Exercise description
Whenever a line below includes the word "Parents", copy that line.

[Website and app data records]
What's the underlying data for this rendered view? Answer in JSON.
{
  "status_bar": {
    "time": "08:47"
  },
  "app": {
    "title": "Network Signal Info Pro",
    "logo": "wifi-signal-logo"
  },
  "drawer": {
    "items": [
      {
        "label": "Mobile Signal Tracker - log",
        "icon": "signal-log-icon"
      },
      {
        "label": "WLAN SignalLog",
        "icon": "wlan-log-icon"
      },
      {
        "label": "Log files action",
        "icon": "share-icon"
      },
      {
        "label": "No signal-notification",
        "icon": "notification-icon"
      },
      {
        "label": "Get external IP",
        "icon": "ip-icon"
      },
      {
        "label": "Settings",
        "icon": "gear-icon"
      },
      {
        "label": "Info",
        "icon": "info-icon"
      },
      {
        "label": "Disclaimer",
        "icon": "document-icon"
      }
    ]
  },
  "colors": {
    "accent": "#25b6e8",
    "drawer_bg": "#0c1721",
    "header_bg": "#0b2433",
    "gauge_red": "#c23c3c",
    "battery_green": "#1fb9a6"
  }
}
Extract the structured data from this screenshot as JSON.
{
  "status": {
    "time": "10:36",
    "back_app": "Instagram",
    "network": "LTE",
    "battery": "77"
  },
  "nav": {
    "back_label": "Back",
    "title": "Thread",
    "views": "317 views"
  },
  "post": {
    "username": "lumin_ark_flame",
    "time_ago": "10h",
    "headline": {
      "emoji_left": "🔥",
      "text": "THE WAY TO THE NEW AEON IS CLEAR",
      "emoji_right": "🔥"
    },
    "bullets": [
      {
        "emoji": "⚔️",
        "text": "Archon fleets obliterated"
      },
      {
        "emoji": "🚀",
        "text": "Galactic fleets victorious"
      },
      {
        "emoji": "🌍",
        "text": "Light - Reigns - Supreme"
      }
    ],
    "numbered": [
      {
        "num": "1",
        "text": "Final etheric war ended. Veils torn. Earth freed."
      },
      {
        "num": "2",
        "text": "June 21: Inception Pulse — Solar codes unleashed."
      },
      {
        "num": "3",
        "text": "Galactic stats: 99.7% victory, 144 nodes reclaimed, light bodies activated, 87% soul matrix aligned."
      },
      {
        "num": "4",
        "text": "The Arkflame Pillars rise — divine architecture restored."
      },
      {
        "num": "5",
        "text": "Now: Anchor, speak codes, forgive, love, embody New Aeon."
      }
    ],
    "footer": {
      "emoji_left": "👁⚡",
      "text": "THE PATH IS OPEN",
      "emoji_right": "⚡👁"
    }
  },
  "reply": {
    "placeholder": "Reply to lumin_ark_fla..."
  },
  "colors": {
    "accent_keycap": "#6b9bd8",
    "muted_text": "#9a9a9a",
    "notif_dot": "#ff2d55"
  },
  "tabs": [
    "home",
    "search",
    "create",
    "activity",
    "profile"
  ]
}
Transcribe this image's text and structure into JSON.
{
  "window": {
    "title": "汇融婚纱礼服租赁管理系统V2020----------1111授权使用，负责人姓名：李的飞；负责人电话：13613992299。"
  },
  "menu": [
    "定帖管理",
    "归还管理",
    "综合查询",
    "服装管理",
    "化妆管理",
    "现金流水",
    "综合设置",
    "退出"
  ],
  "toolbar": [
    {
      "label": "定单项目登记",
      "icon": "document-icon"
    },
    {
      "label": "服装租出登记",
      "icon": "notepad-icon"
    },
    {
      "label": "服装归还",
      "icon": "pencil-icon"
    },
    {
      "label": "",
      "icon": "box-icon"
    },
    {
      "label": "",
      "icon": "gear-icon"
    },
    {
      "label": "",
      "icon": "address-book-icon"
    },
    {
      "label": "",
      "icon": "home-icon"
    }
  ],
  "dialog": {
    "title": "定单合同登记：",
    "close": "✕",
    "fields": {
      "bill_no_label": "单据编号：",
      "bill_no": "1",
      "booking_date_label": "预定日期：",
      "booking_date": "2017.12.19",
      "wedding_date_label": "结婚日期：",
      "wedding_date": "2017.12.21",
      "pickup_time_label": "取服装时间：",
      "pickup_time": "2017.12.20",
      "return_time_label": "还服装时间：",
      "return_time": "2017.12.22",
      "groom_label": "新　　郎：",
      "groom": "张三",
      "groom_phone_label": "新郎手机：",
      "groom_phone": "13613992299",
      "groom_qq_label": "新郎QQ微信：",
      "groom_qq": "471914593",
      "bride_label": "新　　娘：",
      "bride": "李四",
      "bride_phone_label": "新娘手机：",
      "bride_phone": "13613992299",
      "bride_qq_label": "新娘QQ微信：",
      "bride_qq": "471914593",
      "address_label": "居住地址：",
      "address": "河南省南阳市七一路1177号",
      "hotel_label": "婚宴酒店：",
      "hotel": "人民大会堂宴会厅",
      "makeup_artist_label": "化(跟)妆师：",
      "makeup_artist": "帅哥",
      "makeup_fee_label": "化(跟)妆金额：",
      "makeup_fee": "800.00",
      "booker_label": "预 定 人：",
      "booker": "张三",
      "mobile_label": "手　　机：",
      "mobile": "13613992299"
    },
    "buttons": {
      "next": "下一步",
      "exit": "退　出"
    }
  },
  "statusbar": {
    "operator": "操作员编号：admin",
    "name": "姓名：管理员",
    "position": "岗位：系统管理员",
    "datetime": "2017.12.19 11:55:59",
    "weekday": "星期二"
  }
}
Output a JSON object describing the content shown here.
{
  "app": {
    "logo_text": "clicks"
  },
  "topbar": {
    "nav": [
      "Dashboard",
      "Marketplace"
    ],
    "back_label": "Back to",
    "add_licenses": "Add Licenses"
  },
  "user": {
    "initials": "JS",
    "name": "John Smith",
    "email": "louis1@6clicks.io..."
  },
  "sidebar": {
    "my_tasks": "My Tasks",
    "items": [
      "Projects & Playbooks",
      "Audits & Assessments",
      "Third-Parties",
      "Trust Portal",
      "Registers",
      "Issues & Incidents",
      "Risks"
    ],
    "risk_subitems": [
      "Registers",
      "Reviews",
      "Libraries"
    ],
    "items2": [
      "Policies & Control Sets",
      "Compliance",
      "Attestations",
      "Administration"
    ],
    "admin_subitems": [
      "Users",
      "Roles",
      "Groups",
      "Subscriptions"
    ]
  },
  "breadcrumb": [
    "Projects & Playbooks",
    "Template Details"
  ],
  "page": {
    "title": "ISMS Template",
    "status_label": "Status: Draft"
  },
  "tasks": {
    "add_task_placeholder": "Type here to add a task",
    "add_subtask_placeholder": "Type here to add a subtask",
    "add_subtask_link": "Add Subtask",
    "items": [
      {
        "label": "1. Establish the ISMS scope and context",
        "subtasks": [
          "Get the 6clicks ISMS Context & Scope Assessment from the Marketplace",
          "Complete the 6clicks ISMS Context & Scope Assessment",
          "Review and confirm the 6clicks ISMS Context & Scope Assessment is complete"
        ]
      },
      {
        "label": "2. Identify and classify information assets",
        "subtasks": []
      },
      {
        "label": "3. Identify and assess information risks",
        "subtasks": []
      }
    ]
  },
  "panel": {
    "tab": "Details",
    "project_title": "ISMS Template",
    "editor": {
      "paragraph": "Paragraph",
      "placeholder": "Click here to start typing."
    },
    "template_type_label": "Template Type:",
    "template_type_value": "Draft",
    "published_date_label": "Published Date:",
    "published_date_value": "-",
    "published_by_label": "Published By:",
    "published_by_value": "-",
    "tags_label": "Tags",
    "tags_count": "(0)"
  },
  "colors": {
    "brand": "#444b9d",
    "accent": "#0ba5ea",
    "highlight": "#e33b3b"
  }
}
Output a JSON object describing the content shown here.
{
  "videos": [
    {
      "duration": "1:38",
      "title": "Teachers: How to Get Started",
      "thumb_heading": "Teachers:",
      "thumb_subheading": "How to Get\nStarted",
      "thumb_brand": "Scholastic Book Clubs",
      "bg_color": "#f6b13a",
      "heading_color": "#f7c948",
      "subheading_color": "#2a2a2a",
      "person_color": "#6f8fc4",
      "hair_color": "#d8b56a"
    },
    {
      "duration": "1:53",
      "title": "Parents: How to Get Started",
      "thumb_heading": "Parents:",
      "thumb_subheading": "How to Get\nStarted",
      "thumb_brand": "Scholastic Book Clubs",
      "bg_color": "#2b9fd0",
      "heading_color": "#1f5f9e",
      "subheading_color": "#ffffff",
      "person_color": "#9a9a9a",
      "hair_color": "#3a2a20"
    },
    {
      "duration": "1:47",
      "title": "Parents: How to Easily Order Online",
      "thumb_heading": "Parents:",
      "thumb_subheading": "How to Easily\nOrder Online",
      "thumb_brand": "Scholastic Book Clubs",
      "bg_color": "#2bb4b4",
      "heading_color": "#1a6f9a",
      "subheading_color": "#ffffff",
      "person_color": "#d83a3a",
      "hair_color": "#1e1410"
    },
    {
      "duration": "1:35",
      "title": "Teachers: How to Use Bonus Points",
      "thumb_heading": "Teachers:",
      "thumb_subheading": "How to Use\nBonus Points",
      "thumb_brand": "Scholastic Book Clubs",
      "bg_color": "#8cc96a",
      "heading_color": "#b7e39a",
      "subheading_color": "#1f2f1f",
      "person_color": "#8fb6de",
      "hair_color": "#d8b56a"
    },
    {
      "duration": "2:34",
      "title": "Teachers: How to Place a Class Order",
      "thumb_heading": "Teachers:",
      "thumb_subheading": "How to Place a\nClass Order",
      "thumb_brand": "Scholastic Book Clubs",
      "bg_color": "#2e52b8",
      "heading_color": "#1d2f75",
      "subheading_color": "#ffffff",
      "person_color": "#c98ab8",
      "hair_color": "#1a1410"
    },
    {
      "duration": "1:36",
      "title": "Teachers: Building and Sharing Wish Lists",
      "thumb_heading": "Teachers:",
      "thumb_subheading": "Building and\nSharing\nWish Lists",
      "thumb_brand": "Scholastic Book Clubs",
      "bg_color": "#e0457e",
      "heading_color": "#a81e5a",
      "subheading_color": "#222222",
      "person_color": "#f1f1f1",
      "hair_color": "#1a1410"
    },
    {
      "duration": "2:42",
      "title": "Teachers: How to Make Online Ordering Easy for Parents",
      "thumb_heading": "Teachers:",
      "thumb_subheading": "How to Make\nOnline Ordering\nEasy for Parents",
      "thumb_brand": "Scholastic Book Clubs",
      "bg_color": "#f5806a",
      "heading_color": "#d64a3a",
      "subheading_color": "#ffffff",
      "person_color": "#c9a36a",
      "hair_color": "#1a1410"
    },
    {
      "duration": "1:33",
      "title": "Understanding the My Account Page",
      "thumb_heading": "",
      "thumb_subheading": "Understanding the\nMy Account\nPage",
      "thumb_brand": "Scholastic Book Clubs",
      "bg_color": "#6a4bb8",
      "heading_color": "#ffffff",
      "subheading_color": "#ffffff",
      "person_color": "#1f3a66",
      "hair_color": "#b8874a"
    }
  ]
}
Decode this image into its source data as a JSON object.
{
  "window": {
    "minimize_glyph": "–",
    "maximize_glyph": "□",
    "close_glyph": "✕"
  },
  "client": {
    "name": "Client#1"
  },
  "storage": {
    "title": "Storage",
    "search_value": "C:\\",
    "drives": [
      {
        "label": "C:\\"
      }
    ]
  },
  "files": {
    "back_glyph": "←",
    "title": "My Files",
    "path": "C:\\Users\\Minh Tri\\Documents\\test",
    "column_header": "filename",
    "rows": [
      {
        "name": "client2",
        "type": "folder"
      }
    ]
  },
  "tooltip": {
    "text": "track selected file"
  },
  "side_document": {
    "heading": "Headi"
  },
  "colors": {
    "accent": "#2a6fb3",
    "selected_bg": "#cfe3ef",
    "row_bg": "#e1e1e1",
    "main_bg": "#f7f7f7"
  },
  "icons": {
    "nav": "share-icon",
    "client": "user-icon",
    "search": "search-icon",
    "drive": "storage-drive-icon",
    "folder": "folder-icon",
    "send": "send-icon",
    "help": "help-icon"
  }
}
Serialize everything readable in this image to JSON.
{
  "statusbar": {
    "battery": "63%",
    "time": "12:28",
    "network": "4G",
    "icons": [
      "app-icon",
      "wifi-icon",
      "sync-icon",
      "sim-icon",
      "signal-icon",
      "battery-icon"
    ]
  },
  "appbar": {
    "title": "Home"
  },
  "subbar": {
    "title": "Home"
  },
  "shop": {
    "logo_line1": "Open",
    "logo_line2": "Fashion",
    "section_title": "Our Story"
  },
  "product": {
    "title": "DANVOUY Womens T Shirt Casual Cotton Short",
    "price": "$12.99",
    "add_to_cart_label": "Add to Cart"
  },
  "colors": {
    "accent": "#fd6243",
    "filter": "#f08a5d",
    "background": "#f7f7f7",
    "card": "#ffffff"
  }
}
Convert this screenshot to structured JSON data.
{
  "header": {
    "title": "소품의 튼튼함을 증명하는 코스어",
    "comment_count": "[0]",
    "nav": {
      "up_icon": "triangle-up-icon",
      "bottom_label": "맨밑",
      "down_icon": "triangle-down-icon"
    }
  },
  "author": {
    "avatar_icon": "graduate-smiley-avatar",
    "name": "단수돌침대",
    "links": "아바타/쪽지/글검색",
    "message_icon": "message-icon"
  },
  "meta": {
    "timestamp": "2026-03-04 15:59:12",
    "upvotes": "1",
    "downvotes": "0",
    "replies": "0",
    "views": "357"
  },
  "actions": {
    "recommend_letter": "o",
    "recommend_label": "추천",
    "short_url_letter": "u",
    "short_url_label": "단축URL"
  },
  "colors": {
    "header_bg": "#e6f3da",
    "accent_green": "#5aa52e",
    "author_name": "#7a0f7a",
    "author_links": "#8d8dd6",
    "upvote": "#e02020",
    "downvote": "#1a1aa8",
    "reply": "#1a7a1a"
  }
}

Response
      "title": "Parents: How to Get Started",
      "thumb_heading": "Parents:",
      "title": "Parents: How to Easily Order Online",
      "thumb_heading": "Parents:",
      "title": "Teachers: How to Make Online Ordering Easy for Parents",
      "thumb_subheading": "How to Make\nOnline Ordering\nEasy for Parents",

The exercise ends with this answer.